Where Gaia/T+ overshadowed Phoenix/T+ was on how visible this flotsam factored. During some reed buzz for example where Garbarek's soprano sax hits some wailing high notes whilst drums, synths and bass guitar set up a tribal groove, the extent to which his squawky upper harmonics lit up space was greater. It created a flash of perception whose brightness Phoenix didn't equal. With Gaia, the frisson of tone against spatial blackness was even higher. For the Portuguese to earn its extra bread meant defeating the competition's clock sync to knock it down a few pegs. Therein lay the tale and its tails. Not that we didn't already step on those. "The qualitative differences are soft skills like gains in atmosphere, rhythm, timing and dimensionality. Such apparent intangibles determine whether a musical piece convinces us or not. Comparisons showed that without the Phoenix, things grew more studio stark, with it more nuanced, lively and intense. Intensity and expressivity scaled up. Image localization and depth layering became more effortless to comprehend. These improvements with Phoenix were far from homeopathic. Without it, what went amiss was a certain plasticity, a microdynamic tension and the more holographic layering."

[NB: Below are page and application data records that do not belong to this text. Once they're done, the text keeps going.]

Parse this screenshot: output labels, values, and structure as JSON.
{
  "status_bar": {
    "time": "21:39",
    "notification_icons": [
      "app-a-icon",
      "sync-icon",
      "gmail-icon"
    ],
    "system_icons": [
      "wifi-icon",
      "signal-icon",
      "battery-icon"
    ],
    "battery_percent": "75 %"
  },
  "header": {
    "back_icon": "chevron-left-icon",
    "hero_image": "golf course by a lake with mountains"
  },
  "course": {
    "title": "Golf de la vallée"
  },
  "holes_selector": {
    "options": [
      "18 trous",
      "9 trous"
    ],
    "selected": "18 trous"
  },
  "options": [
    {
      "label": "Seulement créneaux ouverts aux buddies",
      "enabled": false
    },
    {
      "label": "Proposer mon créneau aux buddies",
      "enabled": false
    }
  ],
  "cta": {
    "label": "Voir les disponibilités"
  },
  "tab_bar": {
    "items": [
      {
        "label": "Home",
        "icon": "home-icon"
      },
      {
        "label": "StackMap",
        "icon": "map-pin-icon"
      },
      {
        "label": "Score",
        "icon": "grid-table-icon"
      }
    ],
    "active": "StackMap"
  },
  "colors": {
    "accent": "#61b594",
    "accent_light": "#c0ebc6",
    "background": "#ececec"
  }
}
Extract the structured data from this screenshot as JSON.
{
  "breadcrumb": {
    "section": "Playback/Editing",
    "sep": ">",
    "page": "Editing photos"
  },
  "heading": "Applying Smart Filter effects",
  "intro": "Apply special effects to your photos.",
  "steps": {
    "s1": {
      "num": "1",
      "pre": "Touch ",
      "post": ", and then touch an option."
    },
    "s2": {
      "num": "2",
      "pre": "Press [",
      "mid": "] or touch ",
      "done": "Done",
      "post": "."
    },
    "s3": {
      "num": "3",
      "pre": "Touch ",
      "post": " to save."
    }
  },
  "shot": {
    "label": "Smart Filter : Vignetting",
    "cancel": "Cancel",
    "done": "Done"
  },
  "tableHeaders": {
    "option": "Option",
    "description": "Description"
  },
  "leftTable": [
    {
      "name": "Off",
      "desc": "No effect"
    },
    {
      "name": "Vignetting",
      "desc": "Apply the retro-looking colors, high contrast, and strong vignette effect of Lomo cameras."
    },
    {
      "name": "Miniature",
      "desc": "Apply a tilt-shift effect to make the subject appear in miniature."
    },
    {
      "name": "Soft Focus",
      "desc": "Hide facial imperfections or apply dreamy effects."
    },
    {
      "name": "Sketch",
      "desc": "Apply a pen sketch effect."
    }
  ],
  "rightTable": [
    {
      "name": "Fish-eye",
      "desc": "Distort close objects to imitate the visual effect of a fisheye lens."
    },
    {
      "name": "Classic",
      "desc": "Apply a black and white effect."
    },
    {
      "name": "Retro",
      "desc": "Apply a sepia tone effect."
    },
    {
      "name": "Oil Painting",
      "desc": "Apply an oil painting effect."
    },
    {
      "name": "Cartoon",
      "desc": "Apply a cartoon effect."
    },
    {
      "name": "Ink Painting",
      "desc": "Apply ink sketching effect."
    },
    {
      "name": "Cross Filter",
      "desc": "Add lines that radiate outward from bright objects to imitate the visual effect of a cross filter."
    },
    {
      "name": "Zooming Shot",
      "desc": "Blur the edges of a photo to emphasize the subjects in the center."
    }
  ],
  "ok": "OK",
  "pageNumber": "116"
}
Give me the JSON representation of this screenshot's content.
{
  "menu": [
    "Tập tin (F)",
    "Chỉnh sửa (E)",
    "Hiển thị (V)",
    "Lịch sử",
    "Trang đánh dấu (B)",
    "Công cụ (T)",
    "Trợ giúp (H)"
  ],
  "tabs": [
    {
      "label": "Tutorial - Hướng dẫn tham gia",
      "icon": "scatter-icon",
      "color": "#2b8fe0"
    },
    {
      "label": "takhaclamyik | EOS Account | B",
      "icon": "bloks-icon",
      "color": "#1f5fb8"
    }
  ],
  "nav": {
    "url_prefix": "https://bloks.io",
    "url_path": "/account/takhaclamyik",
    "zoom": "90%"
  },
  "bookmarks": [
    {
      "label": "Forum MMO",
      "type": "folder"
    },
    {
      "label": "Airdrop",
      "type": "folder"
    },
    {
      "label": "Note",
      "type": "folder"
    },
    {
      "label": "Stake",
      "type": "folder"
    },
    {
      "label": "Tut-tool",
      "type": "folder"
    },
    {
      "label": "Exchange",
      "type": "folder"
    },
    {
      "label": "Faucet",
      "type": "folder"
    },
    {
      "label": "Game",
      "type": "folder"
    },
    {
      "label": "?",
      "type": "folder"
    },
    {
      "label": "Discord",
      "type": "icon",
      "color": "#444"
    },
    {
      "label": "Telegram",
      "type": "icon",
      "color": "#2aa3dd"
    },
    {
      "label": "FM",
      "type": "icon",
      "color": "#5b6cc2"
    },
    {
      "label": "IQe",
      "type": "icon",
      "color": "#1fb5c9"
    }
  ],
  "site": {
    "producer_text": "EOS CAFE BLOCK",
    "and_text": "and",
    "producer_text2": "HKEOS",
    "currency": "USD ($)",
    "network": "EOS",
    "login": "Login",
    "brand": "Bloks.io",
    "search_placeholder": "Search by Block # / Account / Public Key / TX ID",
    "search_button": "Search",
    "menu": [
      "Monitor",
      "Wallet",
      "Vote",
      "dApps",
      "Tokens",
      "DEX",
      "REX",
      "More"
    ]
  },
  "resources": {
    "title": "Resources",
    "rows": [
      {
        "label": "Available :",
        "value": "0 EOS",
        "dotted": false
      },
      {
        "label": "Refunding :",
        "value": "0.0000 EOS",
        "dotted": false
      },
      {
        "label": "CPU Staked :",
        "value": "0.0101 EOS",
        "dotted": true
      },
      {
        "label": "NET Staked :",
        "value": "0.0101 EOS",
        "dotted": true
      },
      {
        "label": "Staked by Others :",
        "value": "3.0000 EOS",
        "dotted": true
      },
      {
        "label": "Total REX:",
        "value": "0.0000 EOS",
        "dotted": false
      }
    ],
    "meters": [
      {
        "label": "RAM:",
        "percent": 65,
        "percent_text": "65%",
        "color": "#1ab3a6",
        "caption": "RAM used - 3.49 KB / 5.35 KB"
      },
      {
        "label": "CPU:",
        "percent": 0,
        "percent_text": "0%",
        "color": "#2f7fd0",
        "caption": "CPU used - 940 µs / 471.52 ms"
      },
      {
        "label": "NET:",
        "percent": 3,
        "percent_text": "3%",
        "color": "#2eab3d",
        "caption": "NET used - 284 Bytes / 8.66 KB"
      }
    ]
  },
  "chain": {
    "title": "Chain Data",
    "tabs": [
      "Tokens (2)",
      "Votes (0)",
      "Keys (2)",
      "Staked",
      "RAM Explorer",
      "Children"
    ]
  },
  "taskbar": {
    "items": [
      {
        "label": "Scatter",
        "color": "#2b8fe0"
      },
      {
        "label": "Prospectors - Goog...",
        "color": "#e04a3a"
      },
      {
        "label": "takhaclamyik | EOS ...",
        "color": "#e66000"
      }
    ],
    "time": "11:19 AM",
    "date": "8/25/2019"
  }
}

That's what Fritz Schwertfeger had said in his German review. I'll happily sign my name next to his. Those were exactly the items which Phoenix improved between iMac and DAC. That in clock-sync mode Gaia or D300Ref go a bit farther is beside the point. That specialized clock interface is limited to very few hardware combinations. Meanwhile Phoenix will work between any USB output and USB input. Now it outshines our DDC when their clocks aren't slaved to those of the Terminator Plus. As a more old-timey household, only three of our systems use USB. The rest still spins CD or streams SD card. That puts us in the extreme minority. As mythical a bird as a phoenix is, it's for the vast majority of wired remainers. There the USB reality continues to mean universal serial bus. For those who've embraced wireless, today's type of signal conditioner doesn't apply. For Part Deux sans I²S or clock-sync shenanigans, I had my desktop. Here an HP workstation streams locally hosted files, YouTube, Spotify and Qobuz over USB to an Audiobyte Hydra X+ battery-powered DDC. That outputs S/PDIF over coax and BNC to active Fram Audio Midi 150 speakers and to a COS Engineering H1 DAC/headphone amp. With the speakers lacking USB, Phoenix would only work for the Audeze LCD-XC headphones. Voilà, the hardware for round two: HP ⇒ USB ⇒ Hydra ⇒ coax ⇒ COS H1; or HP ⇒ USB ⇒ Phoenix ⇒ USB ⇒ COS H1.